■ Exercise details: Each line containing the string "Center" should be copied out of the entries.

[App and web page records]
+++

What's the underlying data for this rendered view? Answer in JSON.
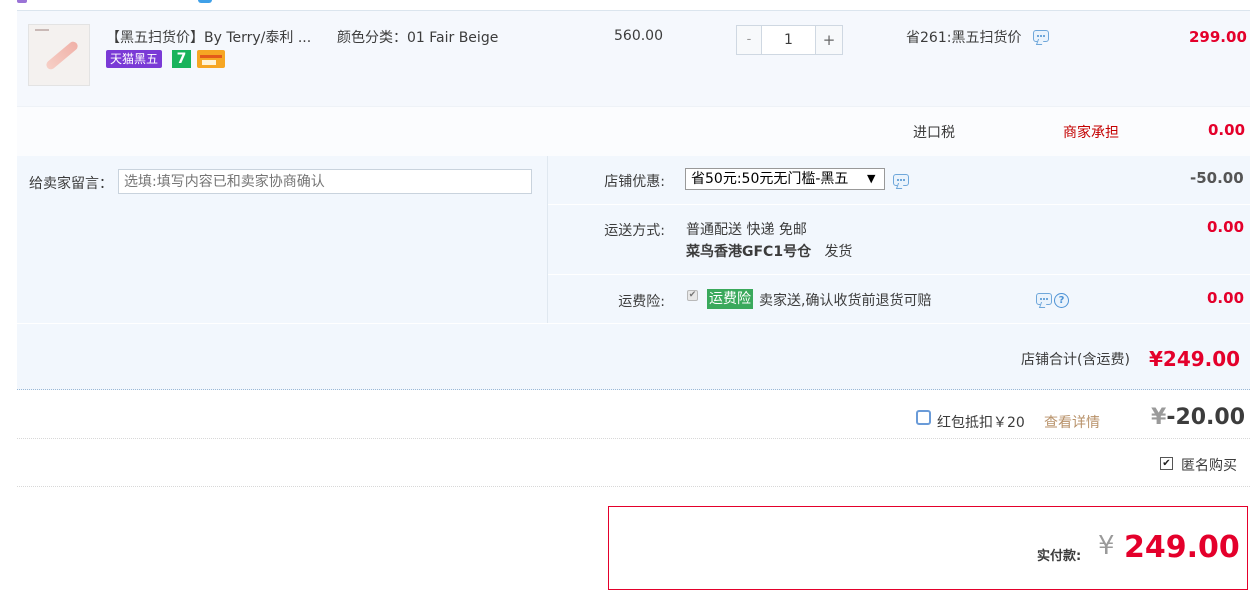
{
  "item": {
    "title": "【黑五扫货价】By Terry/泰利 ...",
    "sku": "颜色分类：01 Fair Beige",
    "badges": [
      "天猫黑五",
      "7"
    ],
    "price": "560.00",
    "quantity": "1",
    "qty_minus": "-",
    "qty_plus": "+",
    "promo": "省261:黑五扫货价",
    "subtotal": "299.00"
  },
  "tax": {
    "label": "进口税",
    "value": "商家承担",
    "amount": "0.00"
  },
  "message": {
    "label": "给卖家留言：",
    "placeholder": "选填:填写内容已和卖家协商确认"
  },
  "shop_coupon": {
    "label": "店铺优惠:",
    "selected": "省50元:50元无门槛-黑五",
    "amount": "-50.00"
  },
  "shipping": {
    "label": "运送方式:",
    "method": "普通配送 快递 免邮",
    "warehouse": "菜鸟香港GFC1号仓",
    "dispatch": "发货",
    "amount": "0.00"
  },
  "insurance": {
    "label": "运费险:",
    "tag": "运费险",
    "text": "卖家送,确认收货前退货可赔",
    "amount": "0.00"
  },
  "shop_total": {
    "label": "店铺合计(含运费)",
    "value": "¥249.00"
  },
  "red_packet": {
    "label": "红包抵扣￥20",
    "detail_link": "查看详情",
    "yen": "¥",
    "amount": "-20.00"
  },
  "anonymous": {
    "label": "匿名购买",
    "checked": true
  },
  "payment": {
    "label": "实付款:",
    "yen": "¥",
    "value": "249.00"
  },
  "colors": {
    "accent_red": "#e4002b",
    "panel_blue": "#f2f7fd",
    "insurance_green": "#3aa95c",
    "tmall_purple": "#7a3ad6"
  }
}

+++

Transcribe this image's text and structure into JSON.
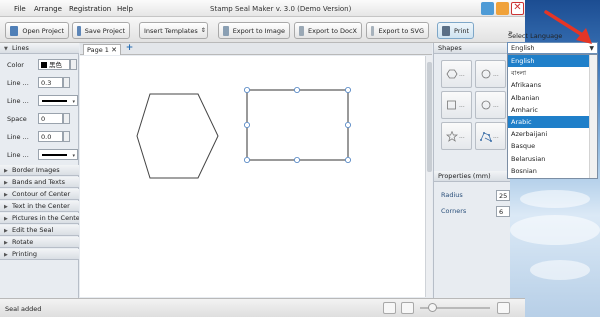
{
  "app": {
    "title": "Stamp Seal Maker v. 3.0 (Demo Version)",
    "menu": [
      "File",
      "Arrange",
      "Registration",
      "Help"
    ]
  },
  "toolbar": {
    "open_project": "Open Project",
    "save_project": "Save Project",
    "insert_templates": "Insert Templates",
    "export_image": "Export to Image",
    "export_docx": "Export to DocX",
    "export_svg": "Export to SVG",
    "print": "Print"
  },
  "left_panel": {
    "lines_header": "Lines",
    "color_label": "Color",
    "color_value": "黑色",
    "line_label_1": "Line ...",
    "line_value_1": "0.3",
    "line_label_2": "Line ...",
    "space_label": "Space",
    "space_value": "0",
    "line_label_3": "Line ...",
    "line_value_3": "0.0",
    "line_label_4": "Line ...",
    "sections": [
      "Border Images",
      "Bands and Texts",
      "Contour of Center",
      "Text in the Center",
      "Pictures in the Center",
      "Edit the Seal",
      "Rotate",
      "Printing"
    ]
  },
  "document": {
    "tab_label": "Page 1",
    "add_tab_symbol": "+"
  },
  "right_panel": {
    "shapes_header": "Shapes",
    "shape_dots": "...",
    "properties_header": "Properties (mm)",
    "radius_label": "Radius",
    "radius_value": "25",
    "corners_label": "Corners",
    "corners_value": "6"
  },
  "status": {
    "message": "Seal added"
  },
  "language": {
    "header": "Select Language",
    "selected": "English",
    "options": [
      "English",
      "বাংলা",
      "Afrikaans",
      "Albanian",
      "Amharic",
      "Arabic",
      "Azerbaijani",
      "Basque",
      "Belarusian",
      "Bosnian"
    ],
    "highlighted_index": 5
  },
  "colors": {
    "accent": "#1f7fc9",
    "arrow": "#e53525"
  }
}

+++

■ Result for this exercise:
      "Contour of Center",
      "Text in the Center",
      "Pictures in the Center",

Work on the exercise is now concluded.